In recent years both equipment and applications have improved, and the production range of plunger lift now includes many wells previously not possible to produce with plunger lift. Being able to correctly assess applicability, and identify the best type system is reducing the trial and error process previously associated with plunger lift evaluations and operations.
This paper describes the use of neural network approach as a time series tool to represent the field as a black box, to make predictions of fluid production.
The classical tools available and widely used are numerical reservoir simulation and analytical methods, like decline analysis and material balance. These classical methods are not problem-free. Although the analytical methods are easy to use, sometimes they do not provide good results in several situations (changes of injection rates, opening or closing production intervals, etc.). On the other hand, numerical reservoir simulation, which usually gives better results, it is a very complex tool that may require several months to build a flow model of a field, especially when the field to be modeled is a mature field with several years of production history. Besides that, the flow models require an update from time to time, usually once a year, that also requires a lot specialized work for a long time.

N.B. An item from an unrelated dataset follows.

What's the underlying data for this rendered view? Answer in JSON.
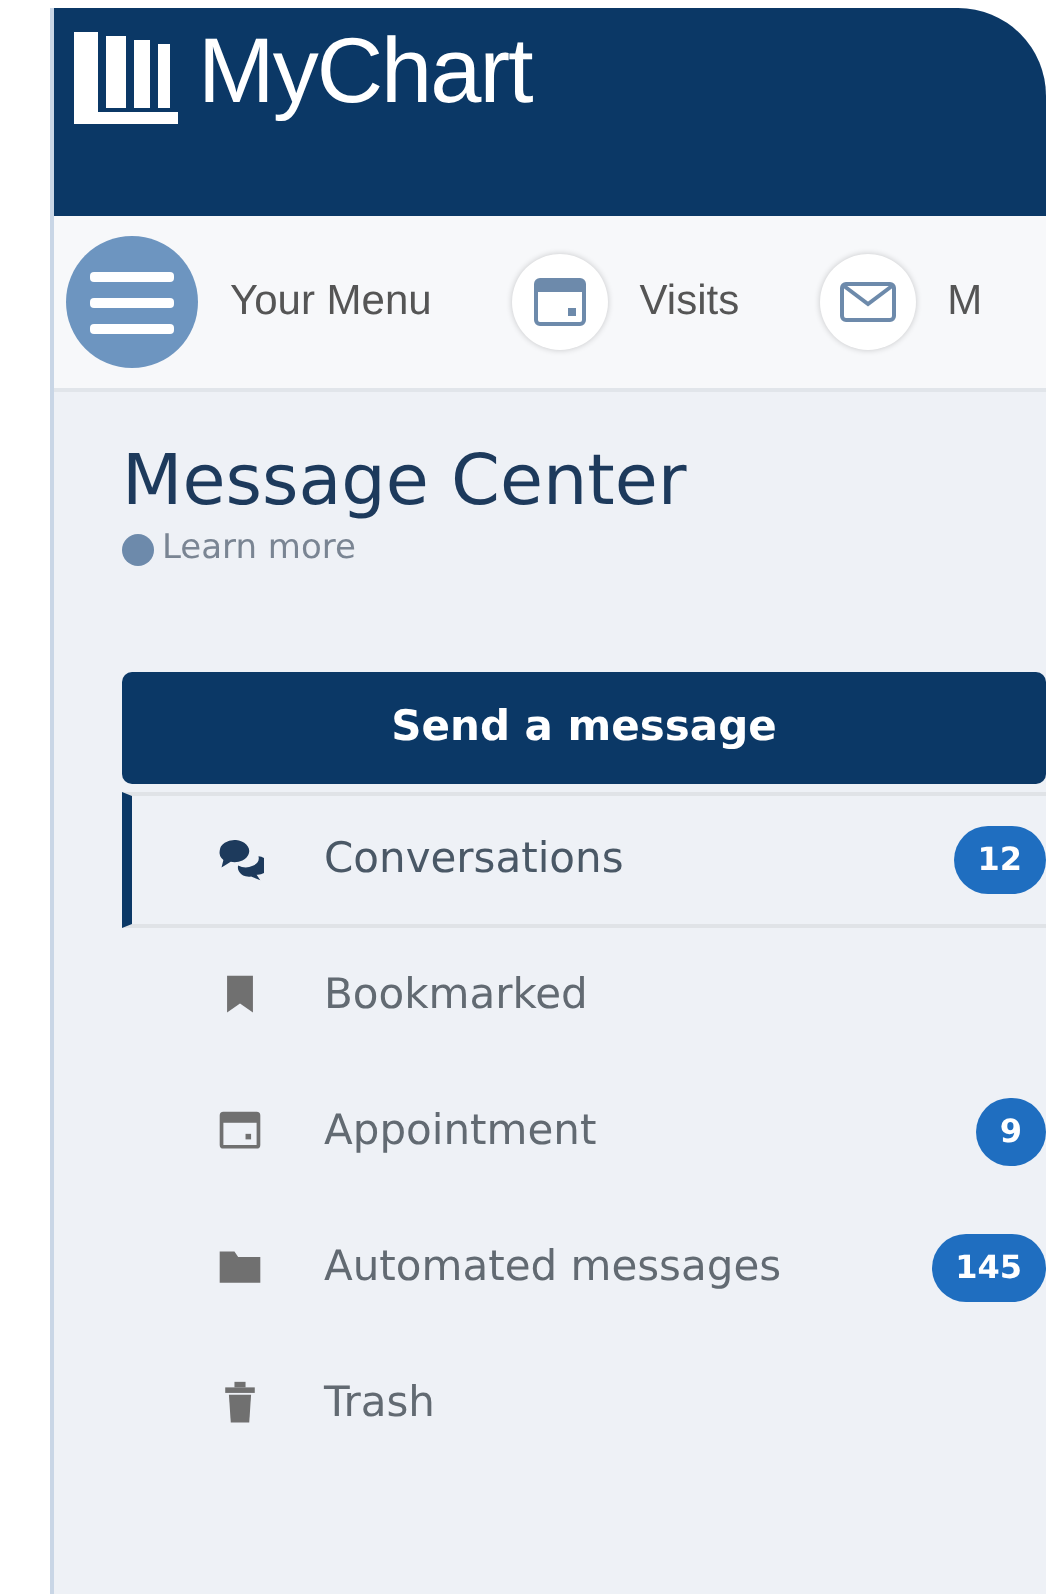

Neural network techniques were applied in two sets of data from real fields to evaluate the possibilities of using this technology in this specific problem using only a small amount of production data as input for the predictive method. For that situation a short term prediction was performed. A synthetic reservoir was also used to generate a long production history in order to test how the technique would behave in a long term production forecast. For both cases, a comparison with classical methods is presented. Neural network architecture design and optimization techniques are also discussed. Results showed that the neural network models performed better than the decline curve analysis in all cases.
The conventional material balance methodology for fractured fields considers a single system with double porosity, compressibility, saturations, etc.
The method proposed in this paper employs a double reservoir concept.
The stratigraphic record of the Altiplanicie del Payún area, in the Northern Platform of the Neuquén Basin, Argentina, includes Tertiary sills and laccolites that reach thicknesses of up to 600 m. Occurrence of thermally immature oil-prone shales of the Late Jurassic Vaca Muerta and the Hauterivian Agrio Formations is profusely documented in the area. However, when sills have intruded the Vaca Muerta shales, source rock sections become mature, displaying a wide-ranging maturity spectrum spanning thicknesses that exceed 400 m.
Commercial oil accumulations (20-33°API) and oil shows are found along the entire column, both in sandstone/carbonate reservoirs and fractured intrusives reservoirs. Oil-oil and oil-source rock correlations suggest a local generation related to the thermal effect of the intrusive bodies. Concurrently, diamondoid analyses point to mixtures of high-mature (cracked) with low-mature hydrocarbons: oils generated and cracked close to sills are considered to be mixed with oils generated from more distant source rock sections less affected by the thermal effect of the igneous bodies, as they migrate towards the sills and shallower reservoirs.
A 2D model that included the thermal effect of the three main igneous bodies of the area was satisfactory achieved, accounting for thermal maturation, oil and gas generation, migration and accumulation. From the modeling, hydrocarbons migration is favored by elevated generation pressures, source rock fracturing and convective water flows.
The integration of geochemical data and 2D-modeling of petroleum generation and migration related to the thermal effect of the igneous bodies led to the better understanding of this atypical petroleum system.